  19. 19. Level 3: Hypermedia ControlsThe level where most fall down. There are two parts to this:Content negotiation• focused on different representations of a particular resourceHATEAOS• = Hypermedia as the Engine of Application State• No a priori knowledge of service required• Discoverability of actions on a resource.• Navigation options are provided by service and hypermedia controls• Promotes longevity through a uniform interface
  20. 20. HATEAOSLinks• Provide navigation from a given resource• Dynamic, based on resource state<link href=“/user/232/customers” rel=“customers” />
  21. 21. Linking{“links”: *{“rel”: “self”“href”: “…”},{“rel”: “alternate”“href”: “…”}{“rel”: “previous”“href”: “…”}}
  22. 22. Pagination• What to include in collection resources• Links to self, next (if not at end), previous (if not at start)• Size of collection• Example• => GET /articles?contains=cycling&start=10• <= Body:• total: 1921• self: “”• prev: “”• next: “”• articles: { }
  23. 23. Homogeneity• Analogous to supertypes in Java collections• aka don’t rely on Object• products: [ car: {id, mpg}, boat: {id, hull}]• products: [product: ,id, type: “car”, make, model-boat: ,id, type: “boat”, make, model-]
  24. 24. Data Formats• Dates, times, numbers, currencies, etc.• Choosing portable formats for human readability and avoidinteroperability errors• Countries & states: ISO-3166: (US, CA) vs. (US-NY, CA-BC)• Currencies: ISO 4217: USD, CAD, JPY• Locales: RFCs 5645, 5646: en-US, en-CA, ja-JP• Dates & times: ISO 8601/RFC 3339• String sortable/comparable• Human readable (else use Unix epoch)• UTC format prevents time zone issues• E.g., 2013-06-19T11:26:00Z-5:00

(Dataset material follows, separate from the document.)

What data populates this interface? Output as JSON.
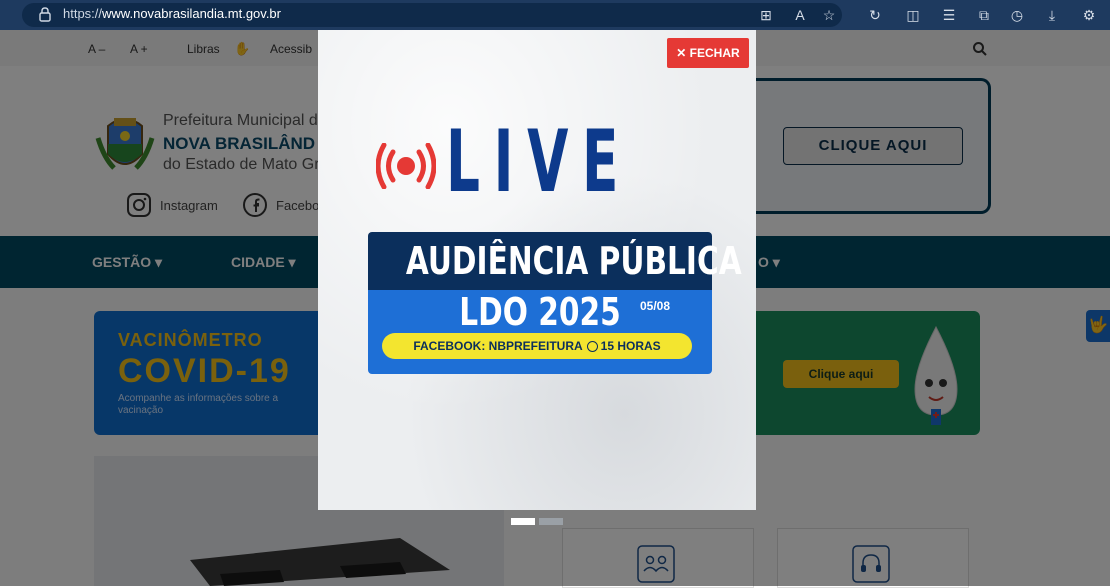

  25. 25. Caching• Expiration caching in HTTP done in two ways• Expires (HTTP 1.0)• Cache-Control (HTTP 1.1)• Private, public, no-store, etc.• Pragma: no-cache (HTTP 1.0)• GET and HEAD requests only• Consider adding caching headers to 3xx and 4xx errors!• Client-side mechanism usually handled by user agent
  26. 26. Conditional Requests• Servers• Last-Modified• Etag• Clients• Validating cached representations• If-Modified-Since• If-None-Match• Preconditions for concurrency control• If-Unmodified-Since• If-Match• One-Time URIs for POSTs
  27. 27. Transactions• If REST is stateless, how do I support transactions?• Provide a resource that can make atomic changes to data• Treat uncommitted state as application state• If supporting “undos”, use PUT, DELETE, POST as needed• Asynchronous tasks if long-running
  28. 28. Extensibility & Versioning• Adding attributes usually not a problem• JSON (de)serialization basically uses a hashtable• Clients will lookup values that they expect• Deleting attributes is the problem• changing JSON structure is a variant of this• Array*“missing-key”+ = nada• format(nada) = *crash*• Options• Media type (bad)• URL (mixed review -> “URIs should remain permanent!”• Query parameters (OK)• Domain name (may be OK)
  29. 29. Documenting & Discovery• Generic Document Template• All Resources• All allowed methods for each resource• Supported media types• Query Parameters• URI templates and token definitions• Role(s) required, if secured• Link relations, if any• Discovery• OPTIONS method• Supported by Jersey
  30. 30. SecurityIf service trusts clientBasic AuthDigest AuthOtherwiseOAuth
  31. 31. ReferencesRoy Thomas Fielding, Architectural Styles and the Design of Network-based Software Architectures, Web Services Cookbook, Subbu AllamarajuHaters gonna HATEOAS,
  32. 32. Q&A